July | August 2018

Research Central: The Importance of Protective Factors in Reducing the Likelihood of Delinquency Among Children Who Are Maltreated

Child abuse and maltreatment occur too frequently in our country. In 2016 alone, 7.4 million children were referred to the child welfare system. The associations between maltreatment and potential life outcomes are complicated. However, research shows that children who experience maltreatment or abuse are at greater risk for many potential negative outcomes—including future delinquency.

In 2016, OJJDP funded the nonprofit research organization Child Trends to investigate protective factors in the relationship between maltreatment and delinquency. Protective factors are characteristics of the child, family, or environment that reduce the likelihood of experienced adversities leading to negative outcomes. Using a large, nationally representative sample from the National Longitudinal Study of Adolescent to Adult Health, researchers used self-reported data from youth to examine how certain factors may reduce the potential risk of violent and nonviolent delinquent or criminal behaviors among youth who had experienced maltreatment.

The findings were consistent with earlier studies suggesting that youth who experienced maltreatment in childhood are more likely to engage in both nonviolent and violent delinquent and criminal behaviors. However, they also found certain protective factors could help mitigate this connection.

For nonviolent behaviors, researchers found that a connection to school and a high-quality relationship with a parent or guardian had protective effects that were especially strong for youth who experienced maltreatment.

For violent behaviors, researchers found that a connection to school, a high-quality relationship with a parent or guardian, as well as neighborhood collective efficacy (i.e., the capacity of the community to exert informal social controls) had protective effects for all youth in the sample, and did not vary by maltreatment status. The findings also showed that the effects of the protective factors did not vary by a child’s gender, race and/or ethnicity, or sexual orientation.

These findings are an important reminder to juvenile justice practitioners about the potential benefits of programs that target protective factors.

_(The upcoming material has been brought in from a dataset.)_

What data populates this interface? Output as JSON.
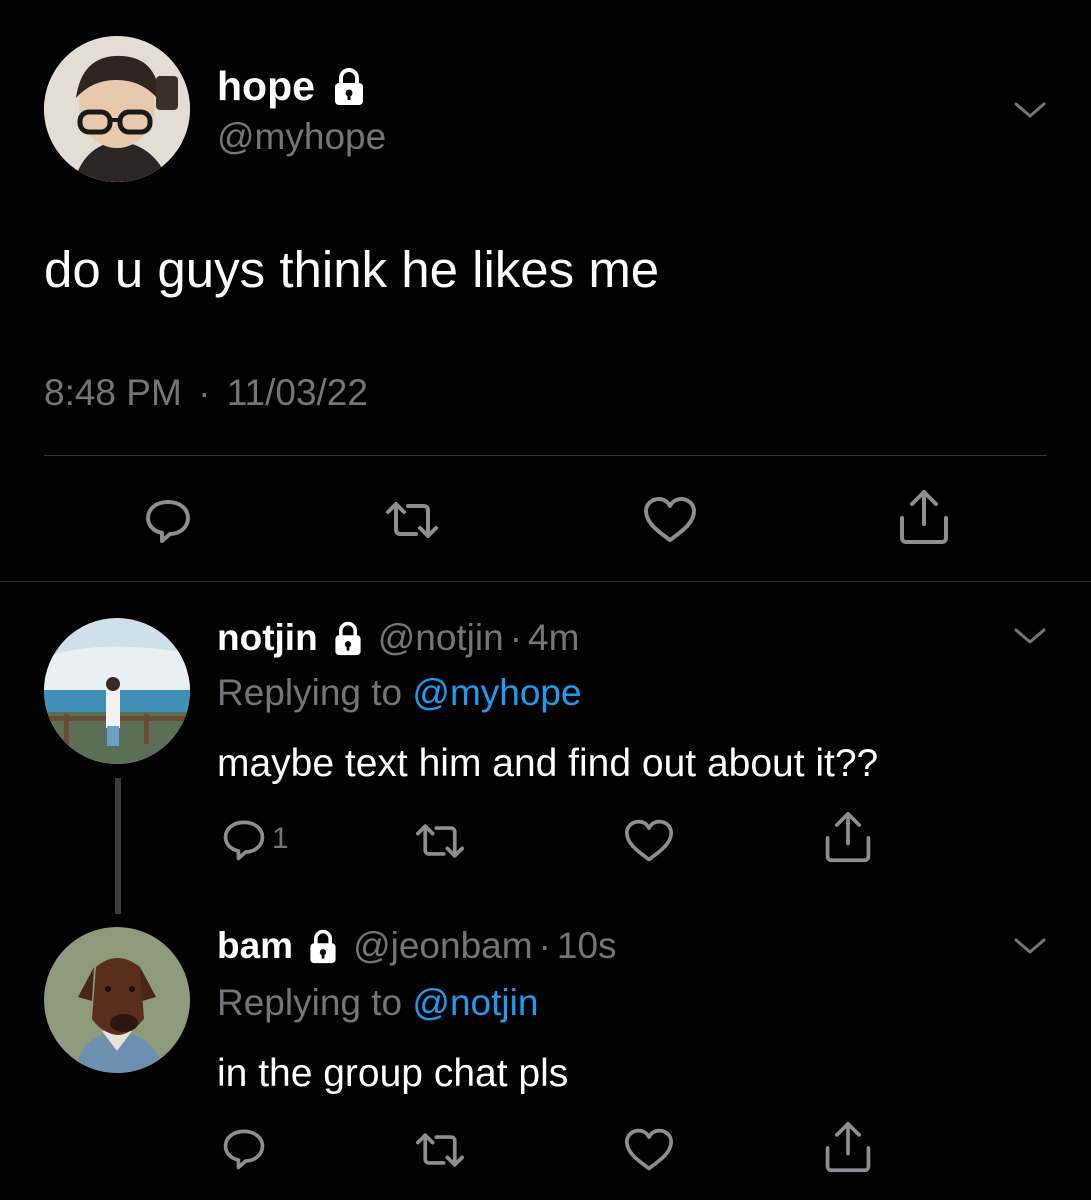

Although a child who has experienced maltreatment may have an increased risk for future offending, efforts to increase access to, and the effectiveness of, programs that promote positive connections to school, strengthen parenting skills and familial relationships, and support resident-driven, public safety initiatives may mitigate or even eliminate this risk.



Additional information on OJJDP’s research efforts examining the longitudinal connection between maltreatment and later offending in youth is available online.

The Juvenile Justice and Delinquency Prevention Act that established OJJDP authorizes the Administrator to conduct research and evaluations and undertake statistical analyses on issues related to juvenile offending and victimization. Because OJJDP is the only Office of Justice Programs agency with dual mandates for research and programs, we are uniquely positioned to integrate research in our programmatic functions, and we are committed to translating research into practice.

Look to this recurring column authored by members of OJJDP’s Research Unit to distill topically relevant and timely OJJDP-supported research.